**RECORDS FOR THE EXERCISE**.
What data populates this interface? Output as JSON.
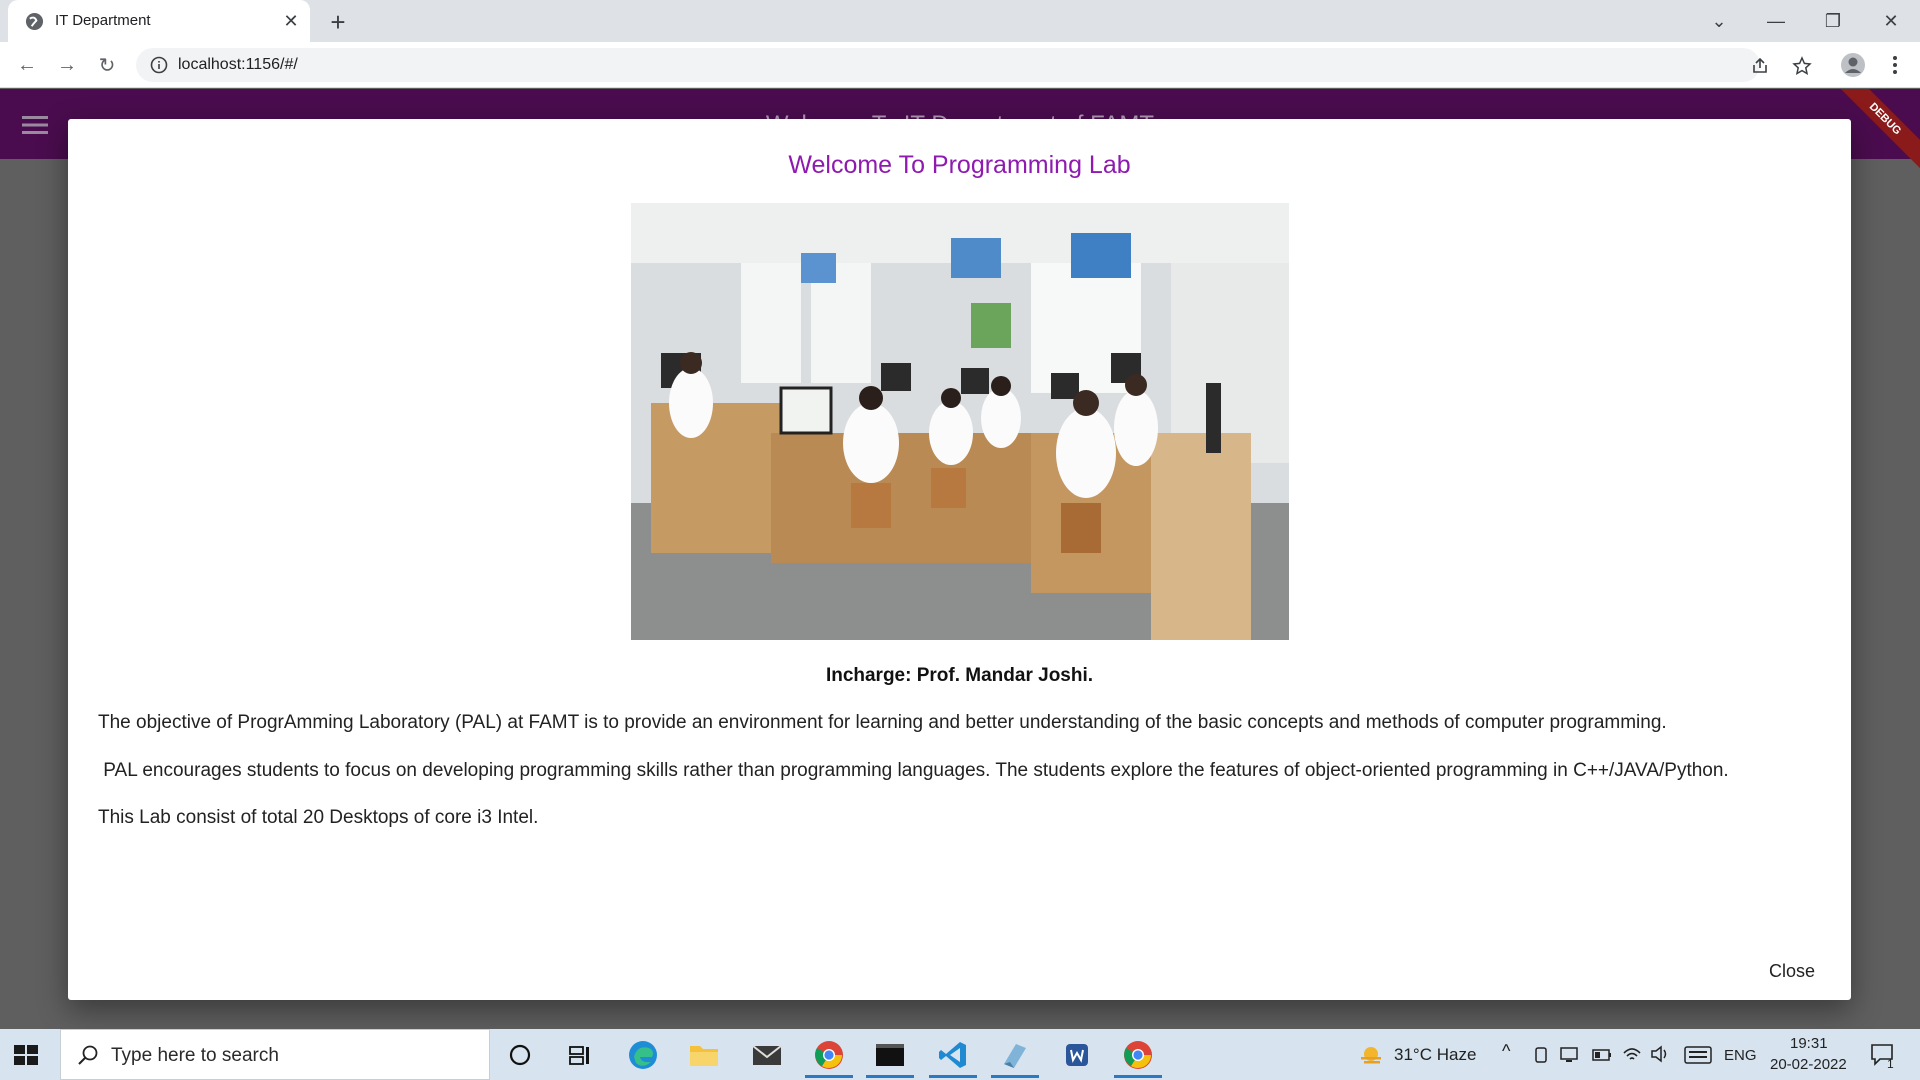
{
  "browser": {
    "tab_title": "IT Department",
    "url": "localhost:1156/#/"
  },
  "app": {
    "appbar_title": "Welcome To IT Department of FAMT",
    "debug_label": "DEBUG"
  },
  "dialog": {
    "title": "Welcome To Programming Lab",
    "photo_alt": "Programming Lab photo",
    "incharge": "Incharge: Prof. Mandar Joshi.",
    "paragraphs": [
      "The objective of ProgrAmming Laboratory (PAL) at FAMT is to provide an environment for learning and better understanding of the basic concepts and methods of computer programming.",
      " PAL encourages students to focus on developing programming skills rather than programming languages. The students explore the features of object-oriented programming in C++/JAVA/Python.",
      "This Lab consist of total 20 Desktops of core i3 Intel."
    ],
    "close_label": "Close"
  },
  "taskbar": {
    "search_placeholder": "Type here to search",
    "weather": "31°C  Haze",
    "language": "ENG",
    "time": "19:31",
    "date": "20-02-2022",
    "notification_count": "1"
  },
  "colors": {
    "appbar": "#4a0c4e",
    "dialog_title": "#8e1ab0",
    "taskbar": "#d7e3ee"
  }
}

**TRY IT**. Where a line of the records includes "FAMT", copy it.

**WRITTEN SOLUTION**.
    "appbar_title": "Welcome To IT Department of FAMT",
      "The objective of ProgrAmming Laboratory (PAL) at FAMT is to provide an environment for learning and better understanding of the basic concepts and methods of computer programming.",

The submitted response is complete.